(Records from a data collection)

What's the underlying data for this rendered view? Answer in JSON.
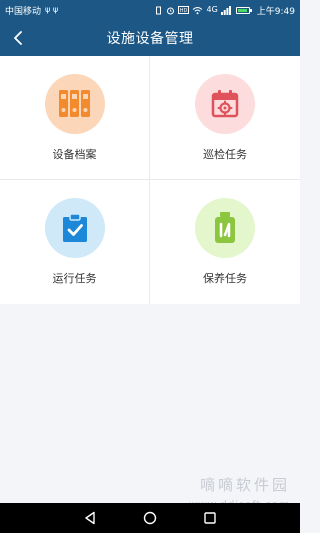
{
  "status_bar": {
    "carrier": "中国移动",
    "signal_icons": "ψ ψ",
    "network": "4G",
    "time": "上午9:49"
  },
  "header": {
    "title": "设施设备管理"
  },
  "menu": [
    {
      "label": "设备档案",
      "icon": "binders-icon",
      "bg_color": "#fbd6b8",
      "icon_color": "#f28a2e"
    },
    {
      "label": "巡检任务",
      "icon": "calendar-gear-icon",
      "bg_color": "#fcdcdc",
      "icon_color": "#e0525b"
    },
    {
      "label": "运行任务",
      "icon": "clipboard-check-icon",
      "bg_color": "#cfe9f8",
      "icon_color": "#1e88d8"
    },
    {
      "label": "保养任务",
      "icon": "oil-can-icon",
      "bg_color": "#e4f6cb",
      "icon_color": "#8cc63f"
    }
  ],
  "watermark": {
    "text": "嘀嘀软件园",
    "url": "www.ddisoft.com"
  },
  "colors": {
    "primary": "#1c5785",
    "background": "#f3f5f8"
  }
}
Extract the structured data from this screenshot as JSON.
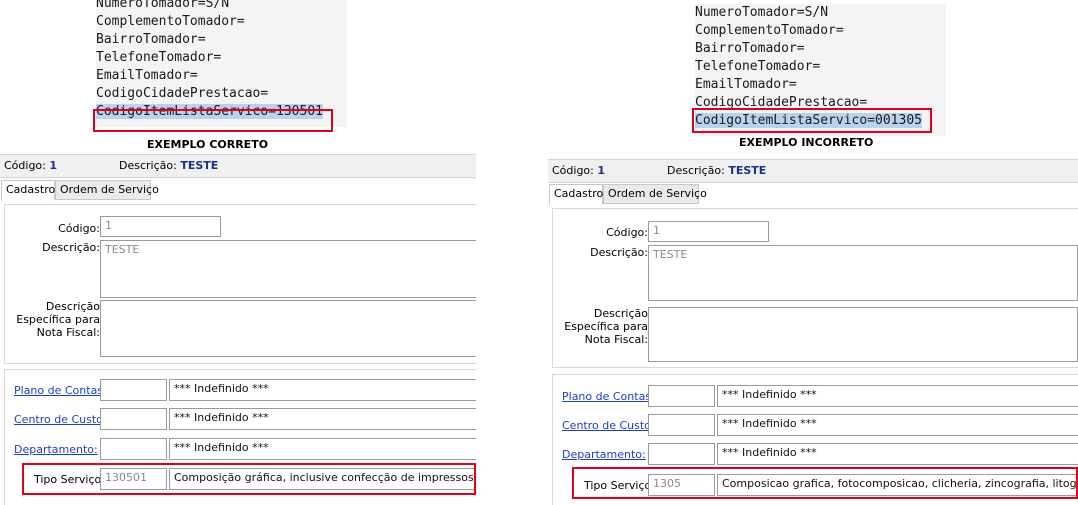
{
  "left": {
    "code_lines": [
      "NumeroTomador=S/N",
      "ComplementoTomador=",
      "BairroTomador=",
      "TelefoneTomador=",
      "EmailTomador=",
      "CodigoCidadePrestacao="
    ],
    "highlight_line": "CodigoItemListaServico=130501",
    "caption": "EXEMPLO CORRETO",
    "codigo_label": "Código:",
    "codigo_value": "1",
    "descricao_label": "Descrição:",
    "descricao_value": "TESTE",
    "tabs": [
      "Cadastro",
      "Ordem de Serviço"
    ],
    "form": {
      "codigo_label": "Código:",
      "codigo_value": "1",
      "descricao_label": "Descrição:",
      "descricao_value": "TESTE",
      "desc_nf_lines": [
        "Descrição",
        "Específica para",
        "Nota Fiscal:"
      ],
      "plano_label": "Plano de Contas:",
      "plano_value": "*** Indefinido ***",
      "centro_label": "Centro de Custo:",
      "centro_value": "*** Indefinido ***",
      "depto_label": "Departamento:",
      "depto_value": "*** Indefinido ***",
      "tipo_label": "Tipo Serviço:",
      "tipo_code": "130501",
      "tipo_desc": "Composição gráfica, inclusive confecção de impressos gráficos,"
    }
  },
  "right": {
    "code_lines": [
      "NumeroTomador=S/N",
      "ComplementoTomador=",
      "BairroTomador=",
      "TelefoneTomador=",
      "EmailTomador=",
      "CodigoCidadePrestacao="
    ],
    "highlight_line": "CodigoItemListaServico=001305",
    "caption": "EXEMPLO INCORRETO",
    "codigo_label": "Código:",
    "codigo_value": "1",
    "descricao_label": "Descrição:",
    "descricao_value": "TESTE",
    "tabs": [
      "Cadastro",
      "Ordem de Serviço"
    ],
    "form": {
      "codigo_label": "Código:",
      "codigo_value": "1",
      "descricao_label": "Descrição:",
      "descricao_value": "TESTE",
      "desc_nf_lines": [
        "Descrição",
        "Específica para",
        "Nota Fiscal:"
      ],
      "plano_label": "Plano de Contas:",
      "plano_value": "*** Indefinido ***",
      "centro_label": "Centro de Custo:",
      "centro_value": "*** Indefinido ***",
      "depto_label": "Departamento:",
      "depto_value": "*** Indefinido ***",
      "tipo_label": "Tipo Serviço:",
      "tipo_code": "1305",
      "tipo_desc": "Composicao grafica, fotocomposicao, clicheria, zincografia, litografia, fotol"
    }
  },
  "colors": {
    "highlight_border": "#e0001a",
    "selection": "#b9d2ee",
    "value_blue": "#1d2e8a",
    "link_blue": "#1d3fc4"
  }
}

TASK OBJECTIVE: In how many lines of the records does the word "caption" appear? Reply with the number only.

RESULT FOR THIS TASK: 2